REQUIRED WORK:
Write every record out again exactly, and keep images out of it.

PROVIDED RECORDS:
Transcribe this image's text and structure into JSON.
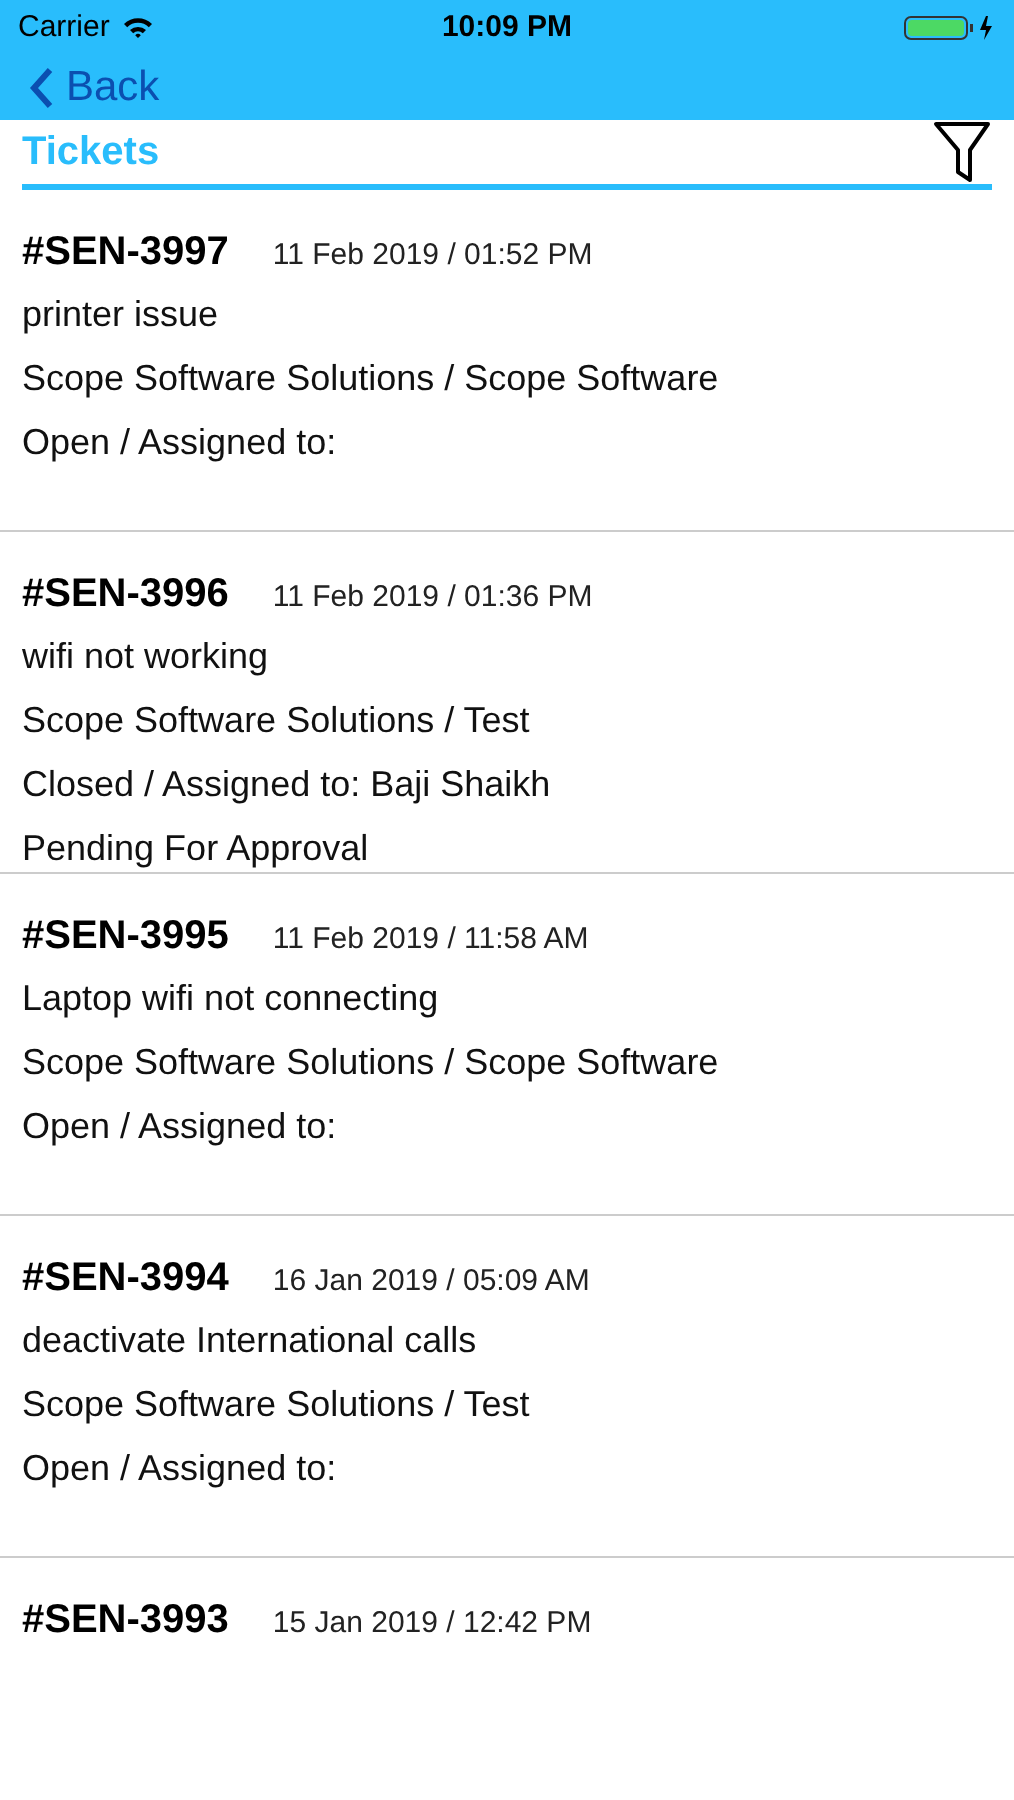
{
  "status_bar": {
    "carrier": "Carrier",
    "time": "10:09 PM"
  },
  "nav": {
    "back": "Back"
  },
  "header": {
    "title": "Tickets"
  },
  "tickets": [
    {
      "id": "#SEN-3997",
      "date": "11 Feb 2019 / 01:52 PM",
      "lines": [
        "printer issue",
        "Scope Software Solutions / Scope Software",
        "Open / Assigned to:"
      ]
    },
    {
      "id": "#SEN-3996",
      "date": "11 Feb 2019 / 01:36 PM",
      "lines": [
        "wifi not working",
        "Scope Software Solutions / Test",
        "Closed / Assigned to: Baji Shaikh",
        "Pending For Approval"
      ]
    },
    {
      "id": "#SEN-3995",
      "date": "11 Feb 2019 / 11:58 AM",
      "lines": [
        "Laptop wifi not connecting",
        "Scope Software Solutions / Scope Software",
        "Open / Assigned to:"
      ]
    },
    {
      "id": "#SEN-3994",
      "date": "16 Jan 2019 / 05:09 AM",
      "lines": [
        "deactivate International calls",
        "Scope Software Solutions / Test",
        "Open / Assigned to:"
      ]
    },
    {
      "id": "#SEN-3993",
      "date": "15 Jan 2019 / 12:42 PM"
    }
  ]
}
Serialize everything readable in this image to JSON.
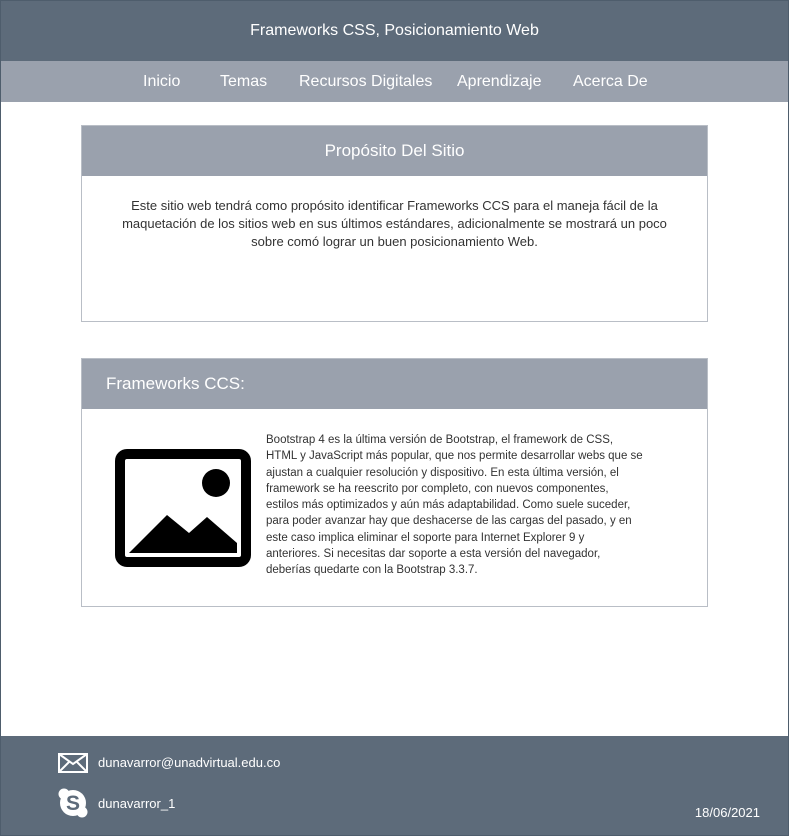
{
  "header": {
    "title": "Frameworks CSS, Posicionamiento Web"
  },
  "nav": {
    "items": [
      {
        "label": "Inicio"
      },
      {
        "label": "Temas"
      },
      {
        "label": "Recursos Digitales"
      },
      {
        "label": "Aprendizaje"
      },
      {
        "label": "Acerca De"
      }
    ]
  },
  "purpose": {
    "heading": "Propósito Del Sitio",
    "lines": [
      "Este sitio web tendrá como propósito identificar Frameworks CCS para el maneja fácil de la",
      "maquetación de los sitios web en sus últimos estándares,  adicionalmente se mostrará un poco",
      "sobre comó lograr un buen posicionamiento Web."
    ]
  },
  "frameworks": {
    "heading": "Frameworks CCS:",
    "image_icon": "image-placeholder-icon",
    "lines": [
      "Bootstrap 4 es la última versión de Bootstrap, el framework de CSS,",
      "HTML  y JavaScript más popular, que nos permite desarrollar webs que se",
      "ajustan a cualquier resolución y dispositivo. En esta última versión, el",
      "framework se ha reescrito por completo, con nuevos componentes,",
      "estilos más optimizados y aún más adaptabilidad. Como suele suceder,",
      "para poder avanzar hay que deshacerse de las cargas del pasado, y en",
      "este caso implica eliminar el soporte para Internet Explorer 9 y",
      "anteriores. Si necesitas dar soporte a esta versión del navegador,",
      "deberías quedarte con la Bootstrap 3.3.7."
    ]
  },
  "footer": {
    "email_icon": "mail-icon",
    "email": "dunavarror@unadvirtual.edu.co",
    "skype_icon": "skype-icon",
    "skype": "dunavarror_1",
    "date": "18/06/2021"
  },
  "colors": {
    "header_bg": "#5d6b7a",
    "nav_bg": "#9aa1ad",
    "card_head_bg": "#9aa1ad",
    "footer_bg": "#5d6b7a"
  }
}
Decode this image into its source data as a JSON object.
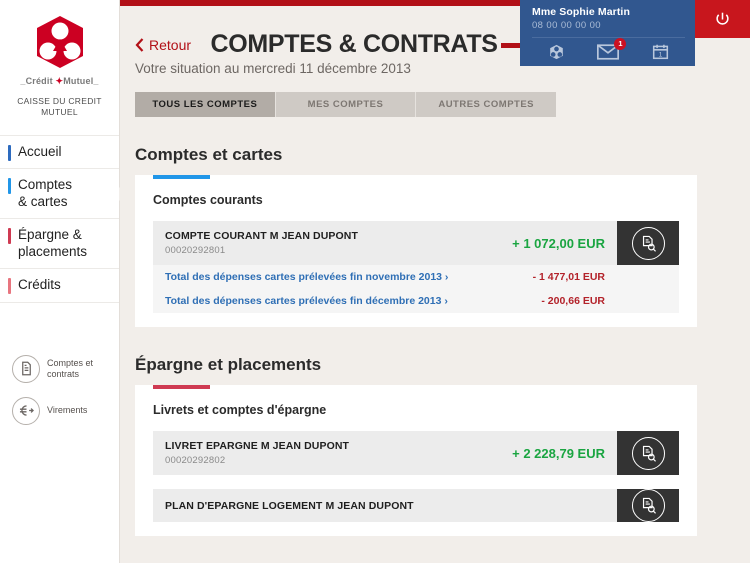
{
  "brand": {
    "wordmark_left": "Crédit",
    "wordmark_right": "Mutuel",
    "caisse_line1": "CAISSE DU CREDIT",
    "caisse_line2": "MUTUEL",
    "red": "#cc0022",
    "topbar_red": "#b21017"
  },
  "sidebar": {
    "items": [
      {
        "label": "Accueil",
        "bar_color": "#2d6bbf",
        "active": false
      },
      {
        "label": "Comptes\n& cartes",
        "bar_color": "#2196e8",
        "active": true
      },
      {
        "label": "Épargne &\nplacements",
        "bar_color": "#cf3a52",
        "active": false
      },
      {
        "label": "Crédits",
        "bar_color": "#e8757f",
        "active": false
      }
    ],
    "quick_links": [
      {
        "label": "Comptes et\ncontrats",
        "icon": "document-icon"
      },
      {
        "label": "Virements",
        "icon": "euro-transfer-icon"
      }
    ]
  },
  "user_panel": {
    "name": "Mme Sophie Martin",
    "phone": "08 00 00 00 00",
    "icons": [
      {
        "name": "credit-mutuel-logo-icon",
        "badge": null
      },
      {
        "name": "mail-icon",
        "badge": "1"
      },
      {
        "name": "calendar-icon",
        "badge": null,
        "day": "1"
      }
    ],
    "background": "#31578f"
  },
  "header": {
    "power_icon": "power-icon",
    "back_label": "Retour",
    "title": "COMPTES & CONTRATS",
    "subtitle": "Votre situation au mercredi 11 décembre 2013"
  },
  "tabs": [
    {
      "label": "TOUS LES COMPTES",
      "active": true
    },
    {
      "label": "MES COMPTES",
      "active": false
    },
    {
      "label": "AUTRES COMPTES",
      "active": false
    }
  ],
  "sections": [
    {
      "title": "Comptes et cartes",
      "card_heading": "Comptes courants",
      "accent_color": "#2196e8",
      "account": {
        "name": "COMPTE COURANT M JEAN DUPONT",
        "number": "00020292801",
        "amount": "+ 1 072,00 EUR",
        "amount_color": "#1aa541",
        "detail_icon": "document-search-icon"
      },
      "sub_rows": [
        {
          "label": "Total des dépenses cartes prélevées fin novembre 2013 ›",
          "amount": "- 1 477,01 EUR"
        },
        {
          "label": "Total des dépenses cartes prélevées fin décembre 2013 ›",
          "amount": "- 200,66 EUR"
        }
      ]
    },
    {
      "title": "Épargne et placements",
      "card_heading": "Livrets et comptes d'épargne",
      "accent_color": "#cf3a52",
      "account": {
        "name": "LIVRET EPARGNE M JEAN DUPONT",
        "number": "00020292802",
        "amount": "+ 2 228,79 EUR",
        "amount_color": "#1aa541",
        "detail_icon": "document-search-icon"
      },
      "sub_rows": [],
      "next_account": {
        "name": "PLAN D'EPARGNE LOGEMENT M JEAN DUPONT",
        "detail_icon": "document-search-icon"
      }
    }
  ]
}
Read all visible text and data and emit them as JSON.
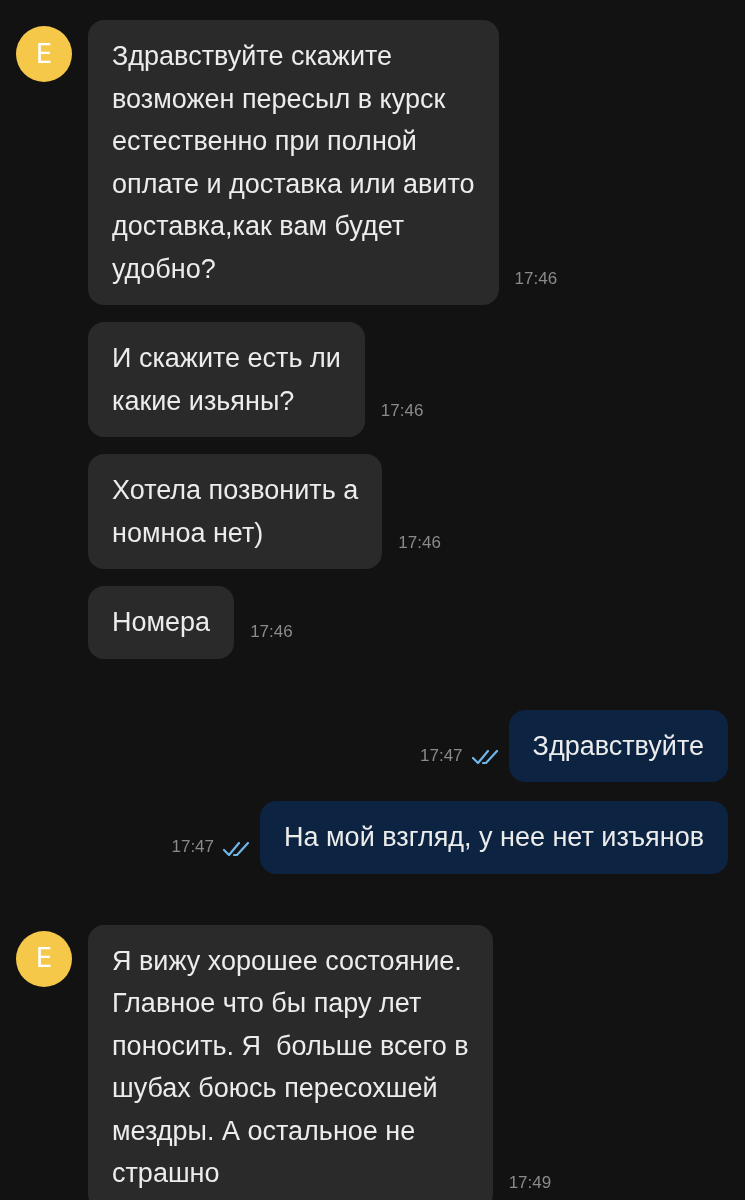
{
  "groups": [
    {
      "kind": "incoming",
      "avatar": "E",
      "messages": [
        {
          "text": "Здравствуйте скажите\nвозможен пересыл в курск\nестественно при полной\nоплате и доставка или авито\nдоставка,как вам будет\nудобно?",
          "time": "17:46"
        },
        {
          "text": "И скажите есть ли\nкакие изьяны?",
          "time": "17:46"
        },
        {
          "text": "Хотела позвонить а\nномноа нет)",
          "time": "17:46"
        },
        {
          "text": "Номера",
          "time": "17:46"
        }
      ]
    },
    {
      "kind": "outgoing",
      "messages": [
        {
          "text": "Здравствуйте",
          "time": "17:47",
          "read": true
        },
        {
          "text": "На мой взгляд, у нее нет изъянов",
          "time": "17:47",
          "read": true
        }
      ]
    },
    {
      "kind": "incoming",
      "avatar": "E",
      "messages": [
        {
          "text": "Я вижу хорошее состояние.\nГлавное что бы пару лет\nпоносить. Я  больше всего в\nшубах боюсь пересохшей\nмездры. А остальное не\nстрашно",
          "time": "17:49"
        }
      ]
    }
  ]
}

YOUR SOLUTION:
Transcribe this image's text and structure into JSON.
{
  "status_bar": {
    "carrier": "Carrier",
    "time": "10:09 PM"
  },
  "nav": {
    "back": "Back"
  },
  "header": {
    "title": "Tickets"
  },
  "tickets": [
    {
      "id": "#SEN-3997",
      "date": "11 Feb 2019 / 01:52 PM",
      "lines": [
        "printer issue",
        "Scope Software Solutions / Scope Software",
        "Open / Assigned to:"
      ]
    },
    {
      "id": "#SEN-3996",
      "date": "11 Feb 2019 / 01:36 PM",
      "lines": [
        "wifi not working",
        "Scope Software Solutions / Test",
        "Closed / Assigned to: Baji Shaikh",
        "Pending For Approval"
      ]
    },
    {
      "id": "#SEN-3995",
      "date": "11 Feb 2019 / 11:58 AM",
      "lines": [
        "Laptop wifi not connecting",
        "Scope Software Solutions / Scope Software",
        "Open / Assigned to:"
      ]
    },
    {
      "id": "#SEN-3994",
      "date": "16 Jan 2019 / 05:09 AM",
      "lines": [
        "deactivate International calls",
        "Scope Software Solutions / Test",
        "Open / Assigned to:"
      ]
    },
    {
      "id": "#SEN-3993",
      "date": "15 Jan 2019 / 12:42 PM"
    }
  ]
}
Serialize everything readable in this image to JSON.
{
  "header": {
    "title": "Frameworks CSS, Posicionamiento Web"
  },
  "nav": {
    "items": [
      {
        "label": "Inicio"
      },
      {
        "label": "Temas"
      },
      {
        "label": "Recursos Digitales"
      },
      {
        "label": "Aprendizaje"
      },
      {
        "label": "Acerca De"
      }
    ]
  },
  "purpose": {
    "heading": "Propósito Del Sitio",
    "lines": [
      "Este sitio web tendrá como propósito identificar Frameworks CCS para el maneja fácil de la",
      "maquetación de los sitios web en sus últimos estándares,  adicionalmente se mostrará un poco",
      "sobre comó lograr un buen posicionamiento Web."
    ]
  },
  "frameworks": {
    "heading": "Frameworks CCS:",
    "image_icon": "image-placeholder-icon",
    "lines": [
      "Bootstrap 4 es la última versión de Bootstrap, el framework de CSS,",
      "HTML  y JavaScript más popular, que nos permite desarrollar webs que se",
      "ajustan a cualquier resolución y dispositivo. En esta última versión, el",
      "framework se ha reescrito por completo, con nuevos componentes,",
      "estilos más optimizados y aún más adaptabilidad. Como suele suceder,",
      "para poder avanzar hay que deshacerse de las cargas del pasado, y en",
      "este caso implica eliminar el soporte para Internet Explorer 9 y",
      "anteriores. Si necesitas dar soporte a esta versión del navegador,",
      "deberías quedarte con la Bootstrap 3.3.7."
    ]
  },
  "footer": {
    "email_icon": "mail-icon",
    "email": "dunavarror@unadvirtual.edu.co",
    "skype_icon": "skype-icon",
    "skype": "dunavarror_1",
    "date": "18/06/2021"
  },
  "colors": {
    "header_bg": "#5d6b7a",
    "nav_bg": "#9aa1ad",
    "card_head_bg": "#9aa1ad",
    "footer_bg": "#5d6b7a"
  }
}
Decode this image into its source data as a JSON object.
{
  "brand": {
    "wordmark_left": "Crédit",
    "wordmark_right": "Mutuel",
    "caisse_line1": "CAISSE DU CREDIT",
    "caisse_line2": "MUTUEL",
    "red": "#cc0022",
    "topbar_red": "#b21017"
  },
  "sidebar": {
    "items": [
      {
        "label": "Accueil",
        "bar_color": "#2d6bbf",
        "active": false
      },
      {
        "label": "Comptes\n& cartes",
        "bar_color": "#2196e8",
        "active": true
      },
      {
        "label": "Épargne &\nplacements",
        "bar_color": "#cf3a52",
        "active": false
      },
      {
        "label": "Crédits",
        "bar_color": "#e8757f",
        "active": false
      }
    ],
    "quick_links": [
      {
        "label": "Comptes et\ncontrats",
        "icon": "document-icon"
      },
      {
        "label": "Virements",
        "icon": "euro-transfer-icon"
      }
    ]
  },
  "user_panel": {
    "name": "Mme Sophie Martin",
    "phone": "08 00 00 00 00",
    "icons": [
      {
        "name": "credit-mutuel-logo-icon",
        "badge": null
      },
      {
        "name": "mail-icon",
        "badge": "1"
      },
      {
        "name": "calendar-icon",
        "badge": null,
        "day": "1"
      }
    ],
    "background": "#31578f"
  },
  "header": {
    "power_icon": "power-icon",
    "back_label": "Retour",
    "title": "COMPTES & CONTRATS",
    "subtitle": "Votre situation au mercredi 11 décembre 2013"
  },
  "tabs": [
    {
      "label": "TOUS LES COMPTES",
      "active": true
    },
    {
      "label": "MES COMPTES",
      "active": false
    },
    {
      "label": "AUTRES COMPTES",
      "active": false
    }
  ],
  "sections": [
    {
      "title": "Comptes et cartes",
      "card_heading": "Comptes courants",
      "accent_color": "#2196e8",
      "account": {
        "name": "COMPTE COURANT M JEAN DUPONT",
        "number": "00020292801",
        "amount": "+ 1 072,00 EUR",
        "amount_color": "#1aa541",
        "detail_icon": "document-search-icon"
      },
      "sub_rows": [
        {
          "label": "Total des dépenses cartes prélevées fin novembre 2013 ›",
          "amount": "- 1 477,01 EUR"
        },
        {
          "label": "Total des dépenses cartes prélevées fin décembre 2013 ›",
          "amount": "- 200,66 EUR"
        }
      ]
    },
    {
      "title": "Épargne et placements",
      "card_heading": "Livrets et comptes d'épargne",
      "accent_color": "#cf3a52",
      "account": {
        "name": "LIVRET EPARGNE M JEAN DUPONT",
        "number": "00020292802",
        "amount": "+ 2 228,79 EUR",
        "amount_color": "#1aa541",
        "detail_icon": "document-search-icon"
      },
      "sub_rows": [],
      "next_account": {
        "name": "PLAN D'EPARGNE LOGEMENT M JEAN DUPONT",
        "detail_icon": "document-search-icon"
      }
    }
  ]
}
Read all visible text and data and emit them as JSON.
{
  "groups": [
    {
      "kind": "incoming",
      "avatar": "E",
      "messages": [
        {
          "text": "Здравствуйте скажите\nвозможен пересыл в курск\nестественно при полной\nоплате и доставка или авито\nдоставка,как вам будет\nудобно?",
          "time": "17:46"
        },
        {
          "text": "И скажите есть ли\nкакие изьяны?",
          "time": "17:46"
        },
        {
          "text": "Хотела позвонить а\nномноа нет)",
          "time": "17:46"
        },
        {
          "text": "Номера",
          "time": "17:46"
        }
      ]
    },
    {
      "kind": "outgoing",
      "messages": [
        {
          "text": "Здравствуйте",
          "time": "17:47",
          "read": true
        },
        {
          "text": "На мой взгляд, у нее нет изъянов",
          "time": "17:47",
          "read": true
        }
      ]
    },
    {
      "kind": "incoming",
      "avatar": "E",
      "messages": [
        {
          "text": "Я вижу хорошее состояние.\nГлавное что бы пару лет\nпоносить. Я  больше всего в\nшубах боюсь пересохшей\nмездры. А остальное не\nстрашно",
          "time": "17:49"
        }
      ]
    }
  ]
}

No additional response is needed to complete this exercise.